Don’t forget Pfizer: Here are 2 better split stocks

Pfizer (NYSE: PFE) one of the largest drug manufacturers in the world, and with a partner BioNTech and competitive Moderna, is one of the first companies to cross the finish line in the race to develop the COVID-19 vaccine. It has also built its share for 10 consecutive years, and at current share prices, its payout rate yields a staggering 4%.

In short, Pfizer may be one of the best COVID vaccine stocks – but not the best stock of stocks. In my opinion, Honeywell International (NYSE: HON)and Chevron (NYSE: CVX)there are better choices for investors looking for a steady income from quality companies.

An enthusiastic businessman opens a basket of $ 20 bills, allowing them to fly towards the next investment opportunity.

Image source: Getty Images.


Honeywell is a multifaceted business tool and its products fill the gap between the physical world and the digital world. He embraces the transition from business manufacturing to business connectivity, and is the leader of the business internet of things (IIoT) and software as a service (SaaS) for business companies.

The company had a good second quarter and a strong third quarter. It goes back nicely from a pandemic slowdown. Its free cash flow (FCF) remains strong, and after some have gone to share payments, the remainder can be used to pay off debt, buy back shares, or more invest in the industry. Management is optimistic that the company will return to marginal growth and expansion next year.

Honeywell’s history of performance and growth is impressive, but what really leaves him in balance.

HON Net Total Long Term Debt Card (quarterly)

HON Net Long Term Total Debt (quarterly) with YCharts

Despite being the leading U.S. business company with market capitalization, it has the lowest net long-term debt out of the top 10 U.S. businesses. That low debt is Honeywell’s last ace in the hole. The strength of its balance allows the company to acquire property in a timely manner in difficult times, continue to invest while others scale back, and grow its share while others lose. cut their own.


Investors may be keeping an eye on large oil stocks in today’s market. But Chevron is one of the best-run integrated oil and natural gas companies. At normal share prices, its share yield is 5.8%. Also, with 32 consecutive years of pay rise, the Loyalty Artists list has a prominent place.

The COVID-19 outbreak has affected oil and gas demand, leading to short-term overcapacity and lower commodity prices. In response, Chevron cut spending and selectively reduced output. The result is that Chevron expects to end 2020 with spending well below its original capital budget of around $ 20 billion. That was right around what it cost in 2019. As in its most recent quarter, it is expected to be completed closer to $ 14 billion this year. These spending cuts have helped Chevron reduce losses and limit the use of debt.

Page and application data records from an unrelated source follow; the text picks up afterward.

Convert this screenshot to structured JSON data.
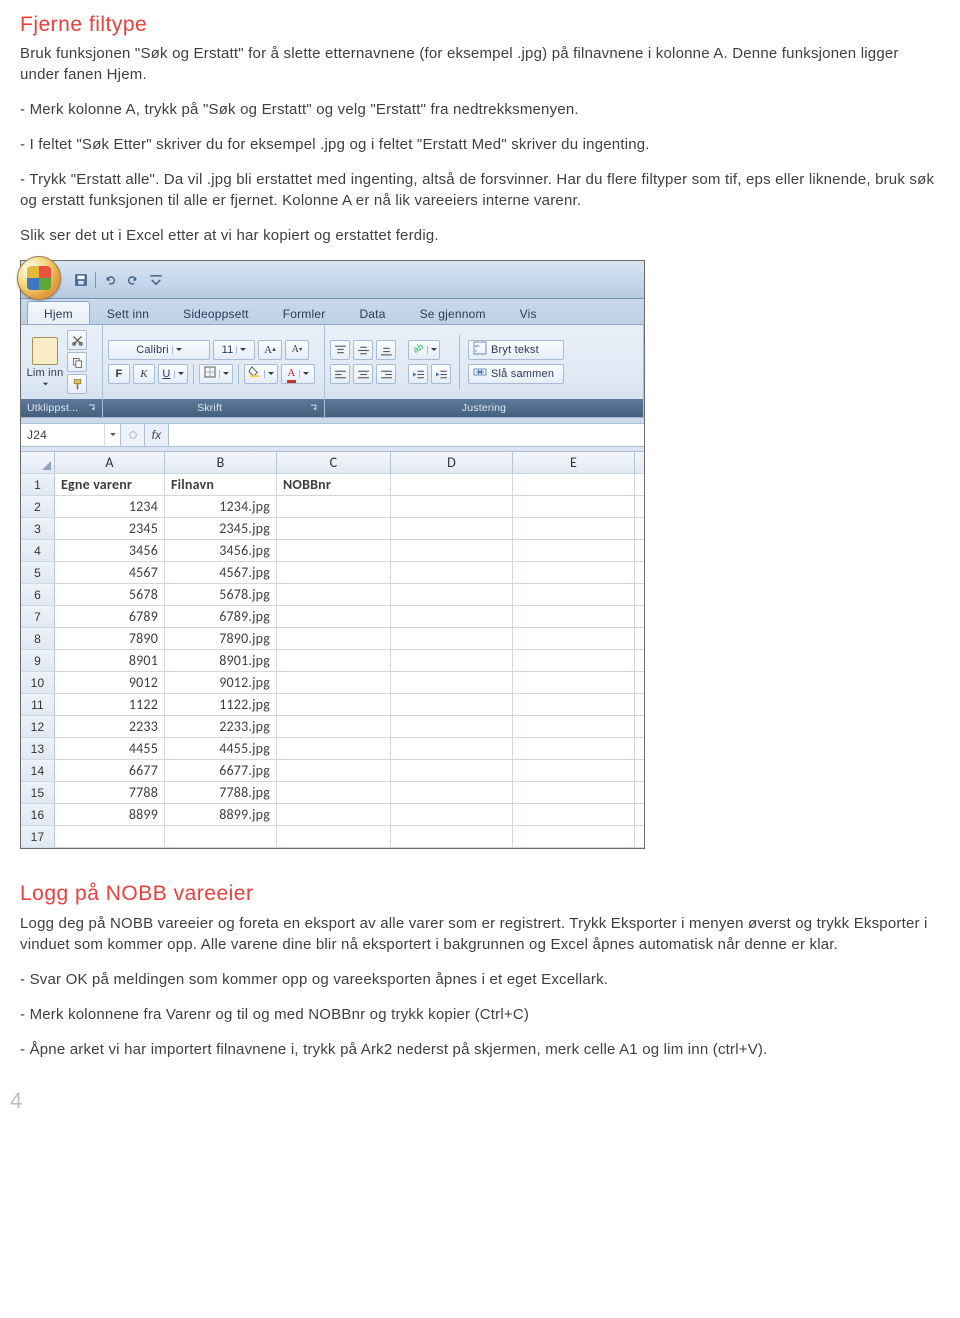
{
  "section1": {
    "title": "Fjerne filtype",
    "p1": "Bruk funksjonen \"Søk og Erstatt\" for å slette etternavnene (for eksempel .jpg) på filnavnene i kolonne A. Denne funksjonen ligger under fanen Hjem.",
    "p2": "- Merk kolonne A, trykk på \"Søk og Erstatt\" og velg \"Erstatt\" fra nedtrekksmenyen.",
    "p3": "- I feltet \"Søk Etter\" skriver du for eksempel .jpg og i feltet \"Erstatt Med\" skriver du ingenting.",
    "p4": "- Trykk \"Erstatt alle\". Da vil .jpg bli erstattet med ingenting, altså de forsvinner. Har du flere filtyper som tif, eps eller liknende, bruk søk og erstatt funksjonen til alle er fjernet. Kolonne A er nå lik vareeiers interne varenr.",
    "p5": "Slik ser det ut i Excel etter at vi har kopiert og erstattet ferdig."
  },
  "excel": {
    "tabs": [
      "Hjem",
      "Sett inn",
      "Sideoppsett",
      "Formler",
      "Data",
      "Se gjennom",
      "Vis"
    ],
    "clipboard": {
      "paste": "Lim inn",
      "label": "Utklippst..."
    },
    "font": {
      "name": "Calibri",
      "size": "11",
      "bold": "F",
      "italic": "K",
      "underline": "U",
      "label": "Skrift"
    },
    "alignment": {
      "wrap": "Bryt tekst",
      "merge": "Slå sammen",
      "label": "Justering"
    },
    "namebox": "J24",
    "fx": "fx",
    "columns": [
      "A",
      "B",
      "C",
      "D",
      "E"
    ],
    "headers": {
      "a": "Egne varenr",
      "b": "Filnavn",
      "c": "NOBBnr"
    },
    "rows": [
      {
        "n": "2",
        "a": "1234",
        "b": "1234.jpg"
      },
      {
        "n": "3",
        "a": "2345",
        "b": "2345.jpg"
      },
      {
        "n": "4",
        "a": "3456",
        "b": "3456.jpg"
      },
      {
        "n": "5",
        "a": "4567",
        "b": "4567.jpg"
      },
      {
        "n": "6",
        "a": "5678",
        "b": "5678.jpg"
      },
      {
        "n": "7",
        "a": "6789",
        "b": "6789.jpg"
      },
      {
        "n": "8",
        "a": "7890",
        "b": "7890.jpg"
      },
      {
        "n": "9",
        "a": "8901",
        "b": "8901.jpg"
      },
      {
        "n": "10",
        "a": "9012",
        "b": "9012.jpg"
      },
      {
        "n": "11",
        "a": "1122",
        "b": "1122.jpg"
      },
      {
        "n": "12",
        "a": "2233",
        "b": "2233.jpg"
      },
      {
        "n": "13",
        "a": "4455",
        "b": "4455.jpg"
      },
      {
        "n": "14",
        "a": "6677",
        "b": "6677.jpg"
      },
      {
        "n": "15",
        "a": "7788",
        "b": "7788.jpg"
      },
      {
        "n": "16",
        "a": "8899",
        "b": "8899.jpg"
      },
      {
        "n": "17",
        "a": "",
        "b": ""
      }
    ]
  },
  "section2": {
    "title": "Logg på NOBB vareeier",
    "p1": "Logg deg på NOBB vareeier og foreta en eksport av alle varer som er registrert. Trykk Eksporter i menyen øverst og trykk Eksporter i vinduet som kommer opp. Alle varene dine blir nå eksportert i bakgrunnen og Excel åpnes automatisk når denne er klar.",
    "p2": "- Svar OK på meldingen som kommer opp og vareeksporten åpnes i et eget Excellark.",
    "p3": "- Merk kolonnene fra Varenr og til og med NOBBnr og trykk kopier (Ctrl+C)",
    "p4": "- Åpne arket vi har importert filnavnene i, trykk på Ark2 nederst på skjermen, merk celle A1 og lim inn (ctrl+V)."
  },
  "pagenum": "4"
}
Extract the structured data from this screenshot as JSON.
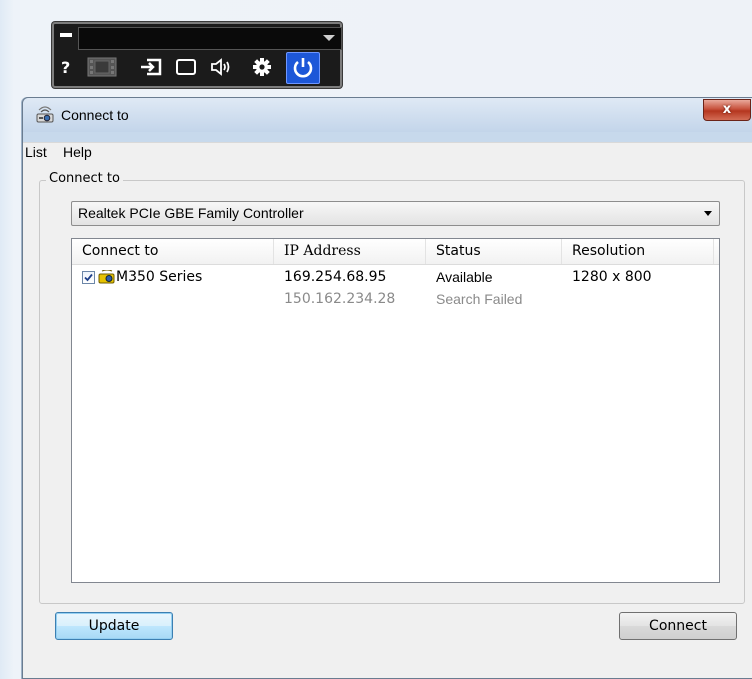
{
  "toolbar": {
    "source_select": {
      "value": ""
    },
    "buttons": [
      {
        "name": "help",
        "icon": "question-mark-icon"
      },
      {
        "name": "video-mute",
        "icon": "film-icon"
      },
      {
        "name": "source",
        "icon": "input-source-icon"
      },
      {
        "name": "blank",
        "icon": "blank-screen-icon"
      },
      {
        "name": "volume",
        "icon": "speaker-icon"
      },
      {
        "name": "settings",
        "icon": "gear-icon"
      },
      {
        "name": "power",
        "icon": "power-icon"
      }
    ],
    "colors": {
      "background": "#1b1b1b",
      "power_accent": "#1d57d8"
    }
  },
  "window": {
    "title": "Connect to",
    "close_label": "x",
    "menu": [
      "List",
      "Help"
    ],
    "group_label": "Connect to",
    "adapter": {
      "selected": "Realtek PCIe GBE Family Controller"
    },
    "list": {
      "columns": [
        "Connect to",
        "IP Address",
        "Status",
        "Resolution"
      ],
      "rows": [
        {
          "checked": true,
          "name": "M350 Series",
          "ip": "169.254.68.95",
          "status": "Available",
          "resolution": "1280 x 800",
          "muted": false
        },
        {
          "checked": false,
          "name": "",
          "ip": "150.162.234.28",
          "status": "Search Failed",
          "resolution": "",
          "muted": true
        }
      ]
    },
    "buttons": {
      "update": "Update",
      "connect": "Connect"
    }
  }
}
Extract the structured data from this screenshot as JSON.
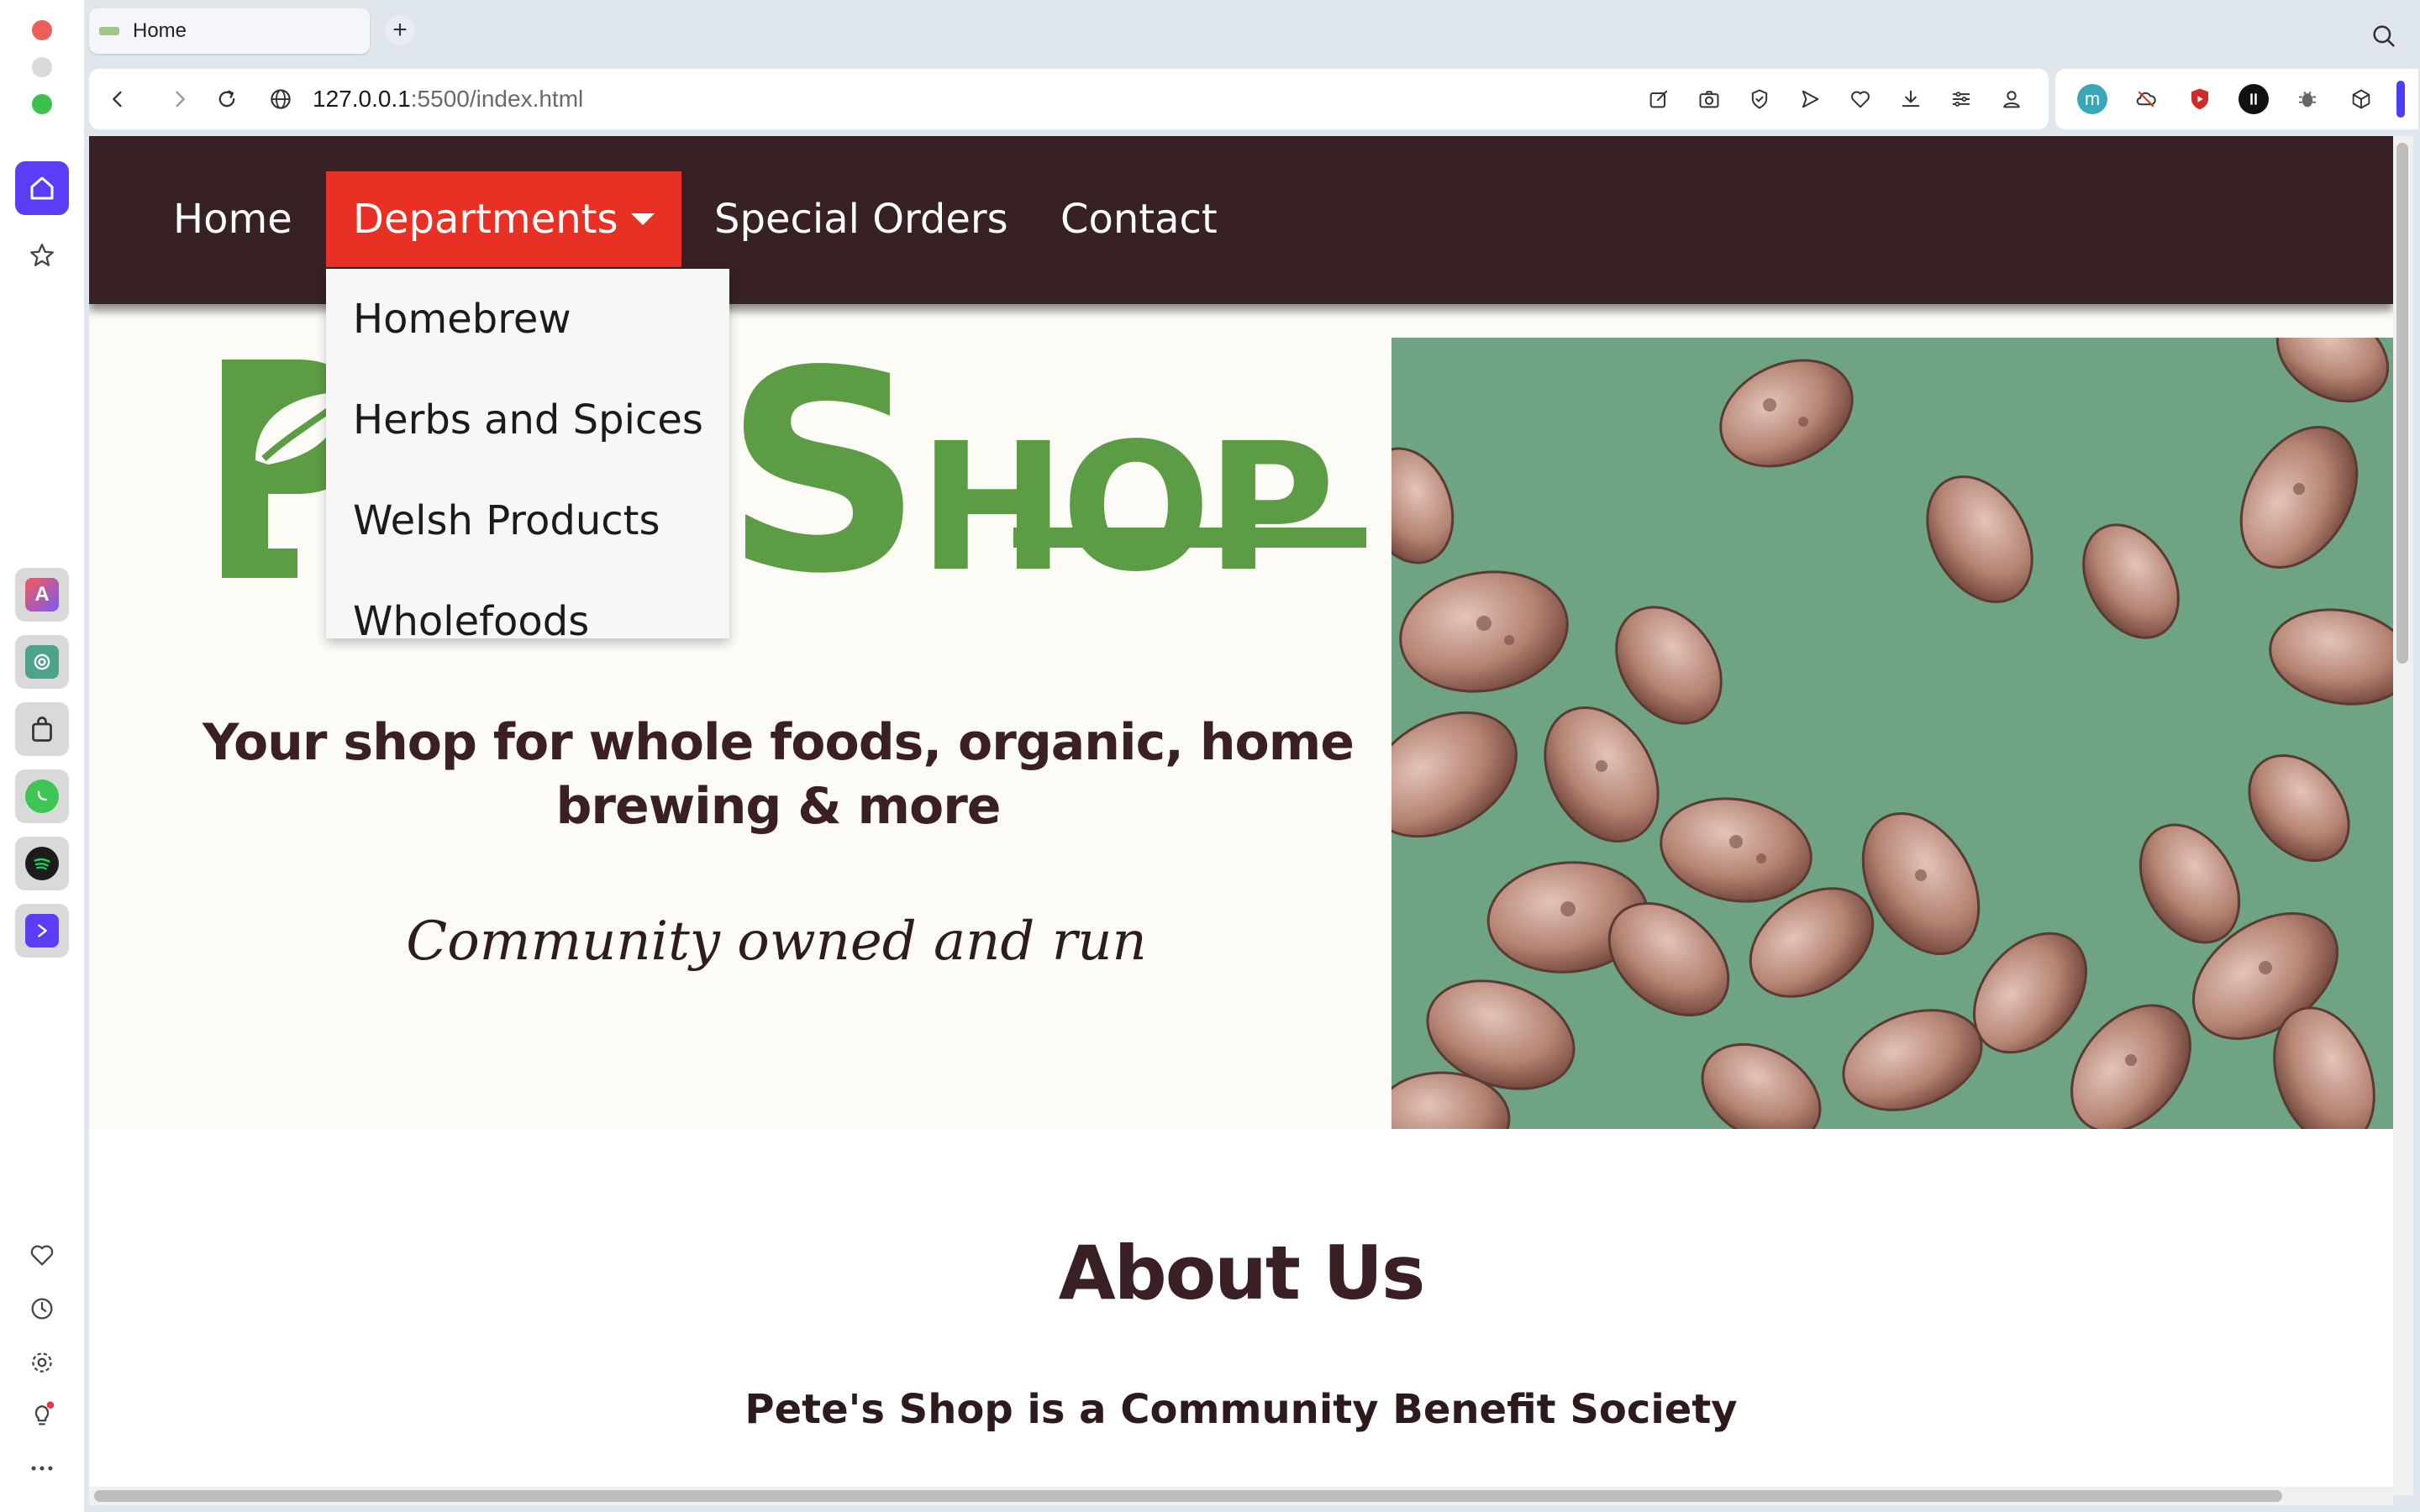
{
  "browser": {
    "tab_title": "Home",
    "new_tab_icon": "+",
    "url_host": "127.0.0.1",
    "url_rest": ":5500/index.html"
  },
  "site": {
    "nav": {
      "home": "Home",
      "departments": "Departments",
      "special_orders": "Special Orders",
      "contact": "Contact"
    },
    "dropdown": [
      "Homebrew",
      "Herbs and Spices",
      "Welsh Products",
      "Wholefoods"
    ],
    "logo": {
      "visible_text_1": "S",
      "visible_text_2": "S",
      "visible_text_3": "HOP"
    },
    "tagline": "Your shop for whole foods, organic, home brewing & more",
    "community": "Community owned and run",
    "about_title": "About Us",
    "about_subtitle": "Pete's Shop is a Community Benefit Society"
  },
  "colors": {
    "nav_bg": "#372124",
    "active_nav": "#e83124",
    "logo_green": "#5c9c45",
    "text_brown": "#3a2024",
    "hero_bg": "#fdfbf6"
  }
}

Even with that reduced capital cost, Chevron found a creative way to grow its long-term prospects. Bought it Noble power for $ 13 billion, which is like a bargain price because of its asset portfolio. Noble is a major player in the Permian Pool, the largest land-based oil field in the U.S. and Chevron’s main long-term growth driver. That contract closed in October.

Management plans on further cost reductions in 2021, leading to a $ 14 billion capital budget that incorporates previous Noble work. Of that amount, Chevron estimates that it needs to spend about $ 10 billion annually to maintain its production. Noble needs about $ 800 million. This means that there will be significant spending (even at this reduced rate) leading to long-term investments. Looking back over the past five years, the progress Chevron has made in reducing costs while maintaining a healthy level of FCF is impressive.

CVX Capital Expenditure Card (quarterly)

CVX Capital Expenditure Data (quarterly) by YCharts

If FCF is too low, a company can cut the allowance or tap into their savings to fund the payment. But that’s a slippery slope because it can put a company’s finances on darker ground. This is exactly what has happened to many of Chevron’s peers, which is one reason why Chevron has the best balance sheet in its group. By permission, Chevron’s debt burden has gone up as a result of Noble’s build, but it’s still at a healthy level.

Dynamic duo

Honeywell’s growth prospects, employment stability, safe separation and growth, and financial health make it a key business stock for long-term investors. Chevron is similar in that it is possible to argue the optimal balance of the oil majors. And while Chevron’s earnings have suffered a major blow this year, the cost reductions and periodic investments are a sign that it is doing its best to lead a challenging market.

Honeywell has a share yield of 1.8% compared to Chevron’s 5.8%, which makes sense as Honeywell is the safer of the two. Investors should choose which company best suits their risk tolerance, but both are good stock stocks to buy now.